TASK OBJECTIVE:
Copy out each line featuring the string "background" from the entries beneath.
====== EXCERPTED DATA ======
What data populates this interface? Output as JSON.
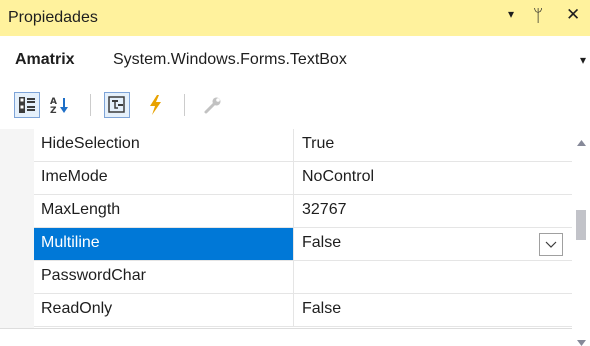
{
  "window": {
    "title": "Propiedades",
    "dropdown_glyph": "▾",
    "pin_glyph": "ᛘ",
    "close_glyph": "✕"
  },
  "object_selector": {
    "name": "Amatrix",
    "type": "System.Windows.Forms.TextBox",
    "dropdown_glyph": "▾"
  },
  "toolbar": {
    "icons": [
      "categorized-icon",
      "alphabetical-sort-icon",
      "properties-icon",
      "events-lightning-icon",
      "property-pages-wrench-icon"
    ]
  },
  "properties": [
    {
      "name": "HideSelection",
      "value": "True",
      "selected": false
    },
    {
      "name": "ImeMode",
      "value": "NoControl",
      "selected": false
    },
    {
      "name": "MaxLength",
      "value": "32767",
      "selected": false
    },
    {
      "name": "Multiline",
      "value": "False",
      "selected": true
    },
    {
      "name": "PasswordChar",
      "value": "",
      "selected": false
    },
    {
      "name": "ReadOnly",
      "value": "False",
      "selected": false
    }
  ],
  "colors": {
    "title_bar": "#fff29d",
    "selection": "#0078d7",
    "events_icon": "#e8a200"
  }
}
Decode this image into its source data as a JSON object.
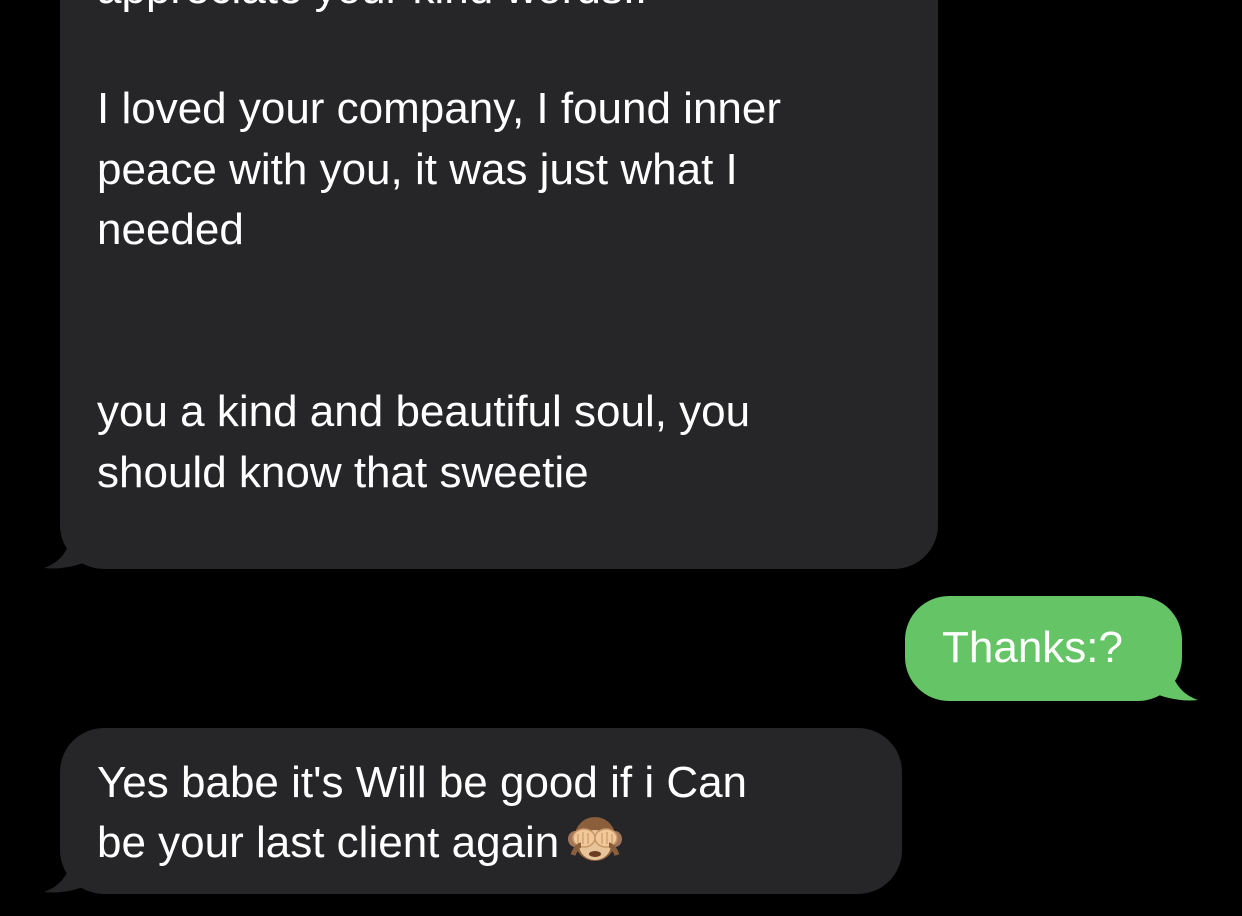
{
  "conversation": {
    "messages": [
      {
        "direction": "incoming",
        "lines": [
          "appreciate your kind words!!",
          "I loved your company, I found inner",
          "peace with you, it was just what I",
          "needed",
          "you a kind and beautiful soul, you",
          "should know that sweetie"
        ]
      },
      {
        "direction": "outgoing",
        "lines": [
          "Thanks:?"
        ]
      },
      {
        "direction": "incoming",
        "lines": [
          "Yes babe it's Will be good if i Can",
          "be your last client again"
        ],
        "emoji": "see-no-evil-monkey-icon"
      }
    ]
  },
  "colors": {
    "background": "#000000",
    "incoming_bubble": "#262628",
    "outgoing_bubble": "#65c466",
    "text": "#ffffff"
  }
}
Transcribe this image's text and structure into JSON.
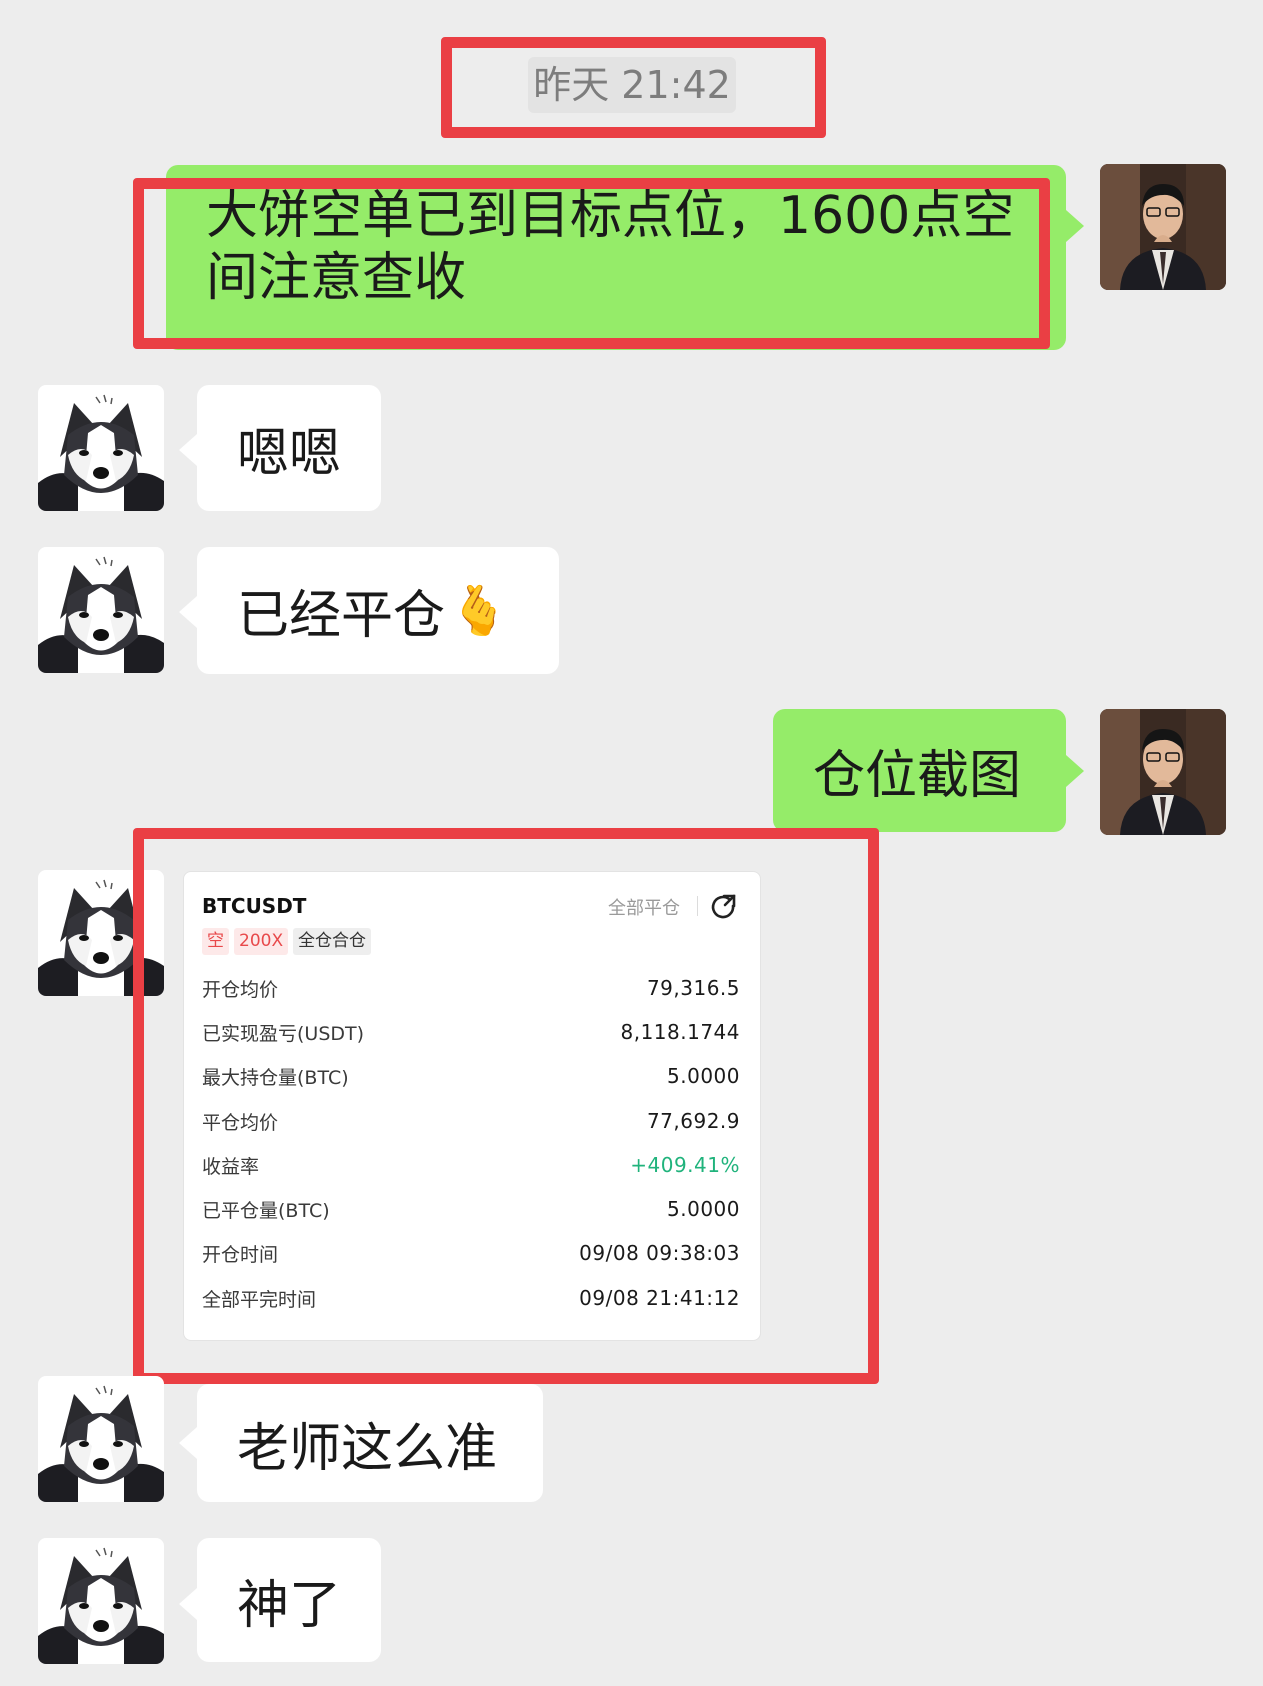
{
  "timestamp": "昨天 21:42",
  "messages": {
    "m1": "大饼空单已到目标点位，1600点空间注意查收",
    "m2": "嗯嗯",
    "m3": "已经平仓",
    "m3_emoji": "🫰",
    "m4": "仓位截图",
    "m5": "老师这么准",
    "m6": "神了"
  },
  "card": {
    "symbol": "BTCUSDT",
    "close_all": "全部平仓",
    "tag_side": "空",
    "tag_leverage": "200X",
    "tag_mode": "全仓合仓",
    "rows": [
      {
        "label": "开仓均价",
        "value": "79,316.5"
      },
      {
        "label": "已实现盈亏(USDT)",
        "value": "8,118.1744"
      },
      {
        "label": "最大持仓量(BTC)",
        "value": "5.0000"
      },
      {
        "label": "平仓均价",
        "value": "77,692.9"
      },
      {
        "label": "收益率",
        "value": "+409.41%"
      },
      {
        "label": "已平仓量(BTC)",
        "value": "5.0000"
      },
      {
        "label": "开仓时间",
        "value": "09/08 09:38:03"
      },
      {
        "label": "全部平完时间",
        "value": "09/08 21:41:12"
      }
    ]
  },
  "colors": {
    "background": "#ededed",
    "sent_bubble": "#95ec69",
    "received_bubble": "#ffffff",
    "highlight_box": "#ea3f44",
    "tag_red": "#e8494b",
    "profit_green": "#20b37c"
  },
  "icons": {
    "share": "share-icon",
    "dog_avatar": "husky-avatar",
    "man_avatar": "teacher-avatar"
  }
}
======
RESULT FOR THIS EXERCISE:
    "background": "#000000",
    "background": "#ededed",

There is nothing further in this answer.